There’s always a question when the old post counter clicks up to a “extra special” number. Do you make a big deal about it and post something, well, extra special, or do you treat it as just another day in the blog mines? It’s up to you to decide what path I chose.
We were down in Nashville this weekend, and I saw this really cool weed vine going to seed on a chain link fence. It had pods that had exploded into silky seedheads that looked like milkweed, but the pods were smooth and not shaped like milkweed pods and of course milkweed is not a vine.

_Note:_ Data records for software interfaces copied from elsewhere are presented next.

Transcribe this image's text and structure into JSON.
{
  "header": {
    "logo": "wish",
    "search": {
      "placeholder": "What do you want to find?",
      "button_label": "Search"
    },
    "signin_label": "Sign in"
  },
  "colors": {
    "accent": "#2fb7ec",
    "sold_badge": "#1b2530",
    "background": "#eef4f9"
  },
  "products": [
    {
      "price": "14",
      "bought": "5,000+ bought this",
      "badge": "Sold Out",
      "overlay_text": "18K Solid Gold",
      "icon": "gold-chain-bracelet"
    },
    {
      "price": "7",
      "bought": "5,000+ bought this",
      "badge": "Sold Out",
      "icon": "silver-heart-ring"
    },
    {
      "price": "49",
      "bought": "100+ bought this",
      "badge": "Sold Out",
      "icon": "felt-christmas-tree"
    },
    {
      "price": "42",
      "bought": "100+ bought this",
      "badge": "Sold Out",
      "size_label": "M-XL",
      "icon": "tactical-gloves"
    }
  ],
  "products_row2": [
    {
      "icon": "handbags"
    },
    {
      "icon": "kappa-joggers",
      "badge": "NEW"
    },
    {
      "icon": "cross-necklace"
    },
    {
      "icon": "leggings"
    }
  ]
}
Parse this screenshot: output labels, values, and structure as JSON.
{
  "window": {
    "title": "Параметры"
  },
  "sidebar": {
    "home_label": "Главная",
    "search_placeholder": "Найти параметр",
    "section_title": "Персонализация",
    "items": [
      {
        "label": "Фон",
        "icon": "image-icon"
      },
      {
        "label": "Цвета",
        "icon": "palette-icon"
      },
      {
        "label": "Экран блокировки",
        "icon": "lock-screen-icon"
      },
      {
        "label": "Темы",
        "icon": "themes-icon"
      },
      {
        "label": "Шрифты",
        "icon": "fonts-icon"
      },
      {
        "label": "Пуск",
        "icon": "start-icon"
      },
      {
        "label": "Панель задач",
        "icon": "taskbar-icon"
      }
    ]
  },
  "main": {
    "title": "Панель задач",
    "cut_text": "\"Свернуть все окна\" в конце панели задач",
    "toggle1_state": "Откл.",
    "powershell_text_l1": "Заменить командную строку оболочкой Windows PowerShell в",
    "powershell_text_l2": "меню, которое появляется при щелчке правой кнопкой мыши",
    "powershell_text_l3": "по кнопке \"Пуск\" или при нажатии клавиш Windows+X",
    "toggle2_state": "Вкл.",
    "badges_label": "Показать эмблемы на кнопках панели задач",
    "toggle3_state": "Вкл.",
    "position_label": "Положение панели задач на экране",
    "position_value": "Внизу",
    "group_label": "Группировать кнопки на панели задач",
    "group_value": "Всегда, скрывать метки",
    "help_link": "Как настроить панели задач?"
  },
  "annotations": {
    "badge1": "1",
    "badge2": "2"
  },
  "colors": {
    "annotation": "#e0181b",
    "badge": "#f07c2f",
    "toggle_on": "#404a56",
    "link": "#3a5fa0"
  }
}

Some people we know who live down there told me it was okra, which sort of makes sense. Okra is a common food plant in the southern US and if it has what are clearly flying seeds like this plant, it would spread pretty quickly if someone let their garden go to seed. I never knew okra was a vine, but apparently there are vining varieties out there. (I also thought okra pods were ribbed rather than smooth, but you are supposed to pick them young so maybe they smooth out as they grow larger.)
Nothing I could find in Google images looked quite like this plant. So call it “okra?” and file it under Mystery Plants I Have Never Seen Before But Thought Were Kind of Interesting. Anyone who can confirm that okra actually grows wild as a vine in urban areas in the South is encouraged to share pics and stories.
And yes, there were bugs on it– kind of gross, but interesting to photograph. Note that Google image search did yield a photo of similar beetles infesting garden okra, so this may be further evidence that okra, question mark is really okra, period.